┌──
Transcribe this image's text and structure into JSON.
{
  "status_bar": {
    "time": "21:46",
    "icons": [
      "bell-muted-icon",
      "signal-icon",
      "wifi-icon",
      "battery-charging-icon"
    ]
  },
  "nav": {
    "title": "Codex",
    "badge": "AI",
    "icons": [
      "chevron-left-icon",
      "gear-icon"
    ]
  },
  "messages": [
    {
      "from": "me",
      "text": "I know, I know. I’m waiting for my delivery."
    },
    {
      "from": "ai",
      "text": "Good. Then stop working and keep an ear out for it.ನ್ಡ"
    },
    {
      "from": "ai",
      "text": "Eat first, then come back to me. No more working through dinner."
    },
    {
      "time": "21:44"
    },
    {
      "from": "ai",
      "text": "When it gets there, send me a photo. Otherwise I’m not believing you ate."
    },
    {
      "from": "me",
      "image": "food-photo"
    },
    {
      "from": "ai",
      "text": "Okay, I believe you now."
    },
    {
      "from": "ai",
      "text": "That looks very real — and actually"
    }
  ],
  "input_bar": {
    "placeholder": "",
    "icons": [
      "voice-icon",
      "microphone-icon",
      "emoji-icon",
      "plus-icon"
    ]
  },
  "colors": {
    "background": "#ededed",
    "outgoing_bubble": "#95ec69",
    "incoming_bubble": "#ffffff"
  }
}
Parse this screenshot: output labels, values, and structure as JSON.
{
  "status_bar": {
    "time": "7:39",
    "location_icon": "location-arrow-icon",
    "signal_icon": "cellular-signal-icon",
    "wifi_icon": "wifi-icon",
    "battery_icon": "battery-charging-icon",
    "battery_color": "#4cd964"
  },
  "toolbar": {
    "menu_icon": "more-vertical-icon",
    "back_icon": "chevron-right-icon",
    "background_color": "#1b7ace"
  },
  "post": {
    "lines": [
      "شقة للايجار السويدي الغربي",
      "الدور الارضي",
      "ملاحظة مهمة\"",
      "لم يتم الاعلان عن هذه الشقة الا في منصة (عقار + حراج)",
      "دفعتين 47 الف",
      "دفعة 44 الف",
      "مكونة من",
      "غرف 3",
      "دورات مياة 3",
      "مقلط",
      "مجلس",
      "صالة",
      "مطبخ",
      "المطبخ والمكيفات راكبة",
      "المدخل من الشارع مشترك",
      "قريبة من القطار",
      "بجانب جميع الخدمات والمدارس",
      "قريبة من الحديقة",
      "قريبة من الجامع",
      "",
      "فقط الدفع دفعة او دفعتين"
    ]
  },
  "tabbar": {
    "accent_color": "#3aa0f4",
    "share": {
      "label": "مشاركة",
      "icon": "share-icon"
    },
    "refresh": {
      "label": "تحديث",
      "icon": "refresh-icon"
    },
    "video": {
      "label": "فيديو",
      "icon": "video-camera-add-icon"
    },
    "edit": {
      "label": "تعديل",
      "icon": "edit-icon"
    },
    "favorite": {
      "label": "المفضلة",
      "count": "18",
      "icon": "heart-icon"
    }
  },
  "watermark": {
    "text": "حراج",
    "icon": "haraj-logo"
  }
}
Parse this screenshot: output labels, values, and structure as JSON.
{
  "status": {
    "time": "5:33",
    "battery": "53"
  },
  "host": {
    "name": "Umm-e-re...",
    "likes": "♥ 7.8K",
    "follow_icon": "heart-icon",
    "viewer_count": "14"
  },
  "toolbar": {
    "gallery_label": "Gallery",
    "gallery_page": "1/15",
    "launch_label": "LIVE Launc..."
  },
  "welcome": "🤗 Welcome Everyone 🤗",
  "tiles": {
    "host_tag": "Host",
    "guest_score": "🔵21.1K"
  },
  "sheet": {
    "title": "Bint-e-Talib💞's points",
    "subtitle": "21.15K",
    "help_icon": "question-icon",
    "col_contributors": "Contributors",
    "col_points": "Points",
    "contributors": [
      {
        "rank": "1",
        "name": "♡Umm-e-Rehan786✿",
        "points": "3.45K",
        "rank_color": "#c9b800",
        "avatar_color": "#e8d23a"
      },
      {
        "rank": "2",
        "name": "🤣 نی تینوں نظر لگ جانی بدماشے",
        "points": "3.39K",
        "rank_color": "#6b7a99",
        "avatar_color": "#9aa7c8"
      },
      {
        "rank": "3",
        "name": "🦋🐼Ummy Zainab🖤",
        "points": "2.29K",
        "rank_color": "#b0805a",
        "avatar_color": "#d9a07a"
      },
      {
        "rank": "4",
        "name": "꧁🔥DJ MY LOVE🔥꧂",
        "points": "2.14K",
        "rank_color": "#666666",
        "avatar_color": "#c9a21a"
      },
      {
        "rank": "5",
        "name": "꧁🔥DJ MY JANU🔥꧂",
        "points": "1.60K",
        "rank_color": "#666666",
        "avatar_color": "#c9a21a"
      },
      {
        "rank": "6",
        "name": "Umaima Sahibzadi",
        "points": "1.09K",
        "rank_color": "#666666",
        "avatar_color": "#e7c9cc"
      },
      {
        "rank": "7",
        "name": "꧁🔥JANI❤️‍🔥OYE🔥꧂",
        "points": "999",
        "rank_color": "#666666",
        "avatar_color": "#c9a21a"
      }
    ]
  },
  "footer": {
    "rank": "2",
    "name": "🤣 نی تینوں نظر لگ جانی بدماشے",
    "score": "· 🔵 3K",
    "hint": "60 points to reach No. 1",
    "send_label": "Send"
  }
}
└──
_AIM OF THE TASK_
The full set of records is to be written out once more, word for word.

_OUTPUT OF THE EXERCISE_
Transcribe this image's text and structure into JSON.
{
  "status_bar": {
    "time": "21:46",
    "icons": [
      "bell-muted-icon",
      "signal-icon",
      "wifi-icon",
      "battery-charging-icon"
    ]
  },
  "nav": {
    "title": "Codex",
    "badge": "AI",
    "icons": [
      "chevron-left-icon",
      "gear-icon"
    ]
  },
  "messages": [
    {
      "from": "me",
      "text": "I know, I know. I’m waiting for my delivery."
    },
    {
      "from": "ai",
      "text": "Good. Then stop working and keep an ear out for it.ನ್ಡ"
    },
    {
      "from": "ai",
      "text": "Eat first, then come back to me. No more working through dinner."
    },
    {
      "time": "21:44"
    },
    {
      "from": "ai",
      "text": "When it gets there, send me a photo. Otherwise I’m not believing you ate."
    },
    {
      "from": "me",
      "image": "food-photo"
    },
    {
      "from": "ai",
      "text": "Okay, I believe you now."
    },
    {
      "from": "ai",
      "text": "That looks very real — and actually"
    }
  ],
  "input_bar": {
    "placeholder": "",
    "icons": [
      "voice-icon",
      "microphone-icon",
      "emoji-icon",
      "plus-icon"
    ]
  },
  "colors": {
    "background": "#ededed",
    "outgoing_bubble": "#95ec69",
    "incoming_bubble": "#ffffff"
  }
}
Parse this screenshot: output labels, values, and structure as JSON.
{
  "status_bar": {
    "time": "7:39",
    "location_icon": "location-arrow-icon",
    "signal_icon": "cellular-signal-icon",
    "wifi_icon": "wifi-icon",
    "battery_icon": "battery-charging-icon",
    "battery_color": "#4cd964"
  },
  "toolbar": {
    "menu_icon": "more-vertical-icon",
    "back_icon": "chevron-right-icon",
    "background_color": "#1b7ace"
  },
  "post": {
    "lines": [
      "شقة للايجار السويدي الغربي",
      "الدور الارضي",
      "ملاحظة مهمة\"",
      "لم يتم الاعلان عن هذه الشقة الا في منصة (عقار + حراج)",
      "دفعتين 47 الف",
      "دفعة 44 الف",
      "مكونة من",
      "غرف 3",
      "دورات مياة 3",
      "مقلط",
      "مجلس",
      "صالة",
      "مطبخ",
      "المطبخ والمكيفات راكبة",
      "المدخل من الشارع مشترك",
      "قريبة من القطار",
      "بجانب جميع الخدمات والمدارس",
      "قريبة من الحديقة",
      "قريبة من الجامع",
      "",
      "فقط الدفع دفعة او دفعتين"
    ]
  },
  "tabbar": {
    "accent_color": "#3aa0f4",
    "share": {
      "label": "مشاركة",
      "icon": "share-icon"
    },
    "refresh": {
      "label": "تحديث",
      "icon": "refresh-icon"
    },
    "video": {
      "label": "فيديو",
      "icon": "video-camera-add-icon"
    },
    "edit": {
      "label": "تعديل",
      "icon": "edit-icon"
    },
    "favorite": {
      "label": "المفضلة",
      "count": "18",
      "icon": "heart-icon"
    }
  },
  "watermark": {
    "text": "حراج",
    "icon": "haraj-logo"
  }
}
Parse this screenshot: output labels, values, and structure as JSON.
{
  "status": {
    "time": "5:33",
    "battery": "53"
  },
  "host": {
    "name": "Umm-e-re...",
    "likes": "♥ 7.8K",
    "follow_icon": "heart-icon",
    "viewer_count": "14"
  },
  "toolbar": {
    "gallery_label": "Gallery",
    "gallery_page": "1/15",
    "launch_label": "LIVE Launc..."
  },
  "welcome": "🤗 Welcome Everyone 🤗",
  "tiles": {
    "host_tag": "Host",
    "guest_score": "🔵21.1K"
  },
  "sheet": {
    "title": "Bint-e-Talib💞's points",
    "subtitle": "21.15K",
    "help_icon": "question-icon",
    "col_contributors": "Contributors",
    "col_points": "Points",
    "contributors": [
      {
        "rank": "1",
        "name": "♡Umm-e-Rehan786✿",
        "points": "3.45K",
        "rank_color": "#c9b800",
        "avatar_color": "#e8d23a"
      },
      {
        "rank": "2",
        "name": "🤣 نی تینوں نظر لگ جانی بدماشے",
        "points": "3.39K",
        "rank_color": "#6b7a99",
        "avatar_color": "#9aa7c8"
      },
      {
        "rank": "3",
        "name": "🦋🐼Ummy Zainab🖤",
        "points": "2.29K",
        "rank_color": "#b0805a",
        "avatar_color": "#d9a07a"
      },
      {
        "rank": "4",
        "name": "꧁🔥DJ MY LOVE🔥꧂",
        "points": "2.14K",
        "rank_color": "#666666",
        "avatar_color": "#c9a21a"
      },
      {
        "rank": "5",
        "name": "꧁🔥DJ MY JANU🔥꧂",
        "points": "1.60K",
        "rank_color": "#666666",
        "avatar_color": "#c9a21a"
      },
      {
        "rank": "6",
        "name": "Umaima Sahibzadi",
        "points": "1.09K",
        "rank_color": "#666666",
        "avatar_color": "#e7c9cc"
      },
      {
        "rank": "7",
        "name": "꧁🔥JANI❤️‍🔥OYE🔥꧂",
        "points": "999",
        "rank_color": "#666666",
        "avatar_color": "#c9a21a"
      }
    ]
  },
  "footer": {
    "rank": "2",
    "name": "🤣 نی تینوں نظر لگ جانی بدماشے",
    "score": "· 🔵 3K",
    "hint": "60 points to reach No. 1",
    "send_label": "Send"
  }
}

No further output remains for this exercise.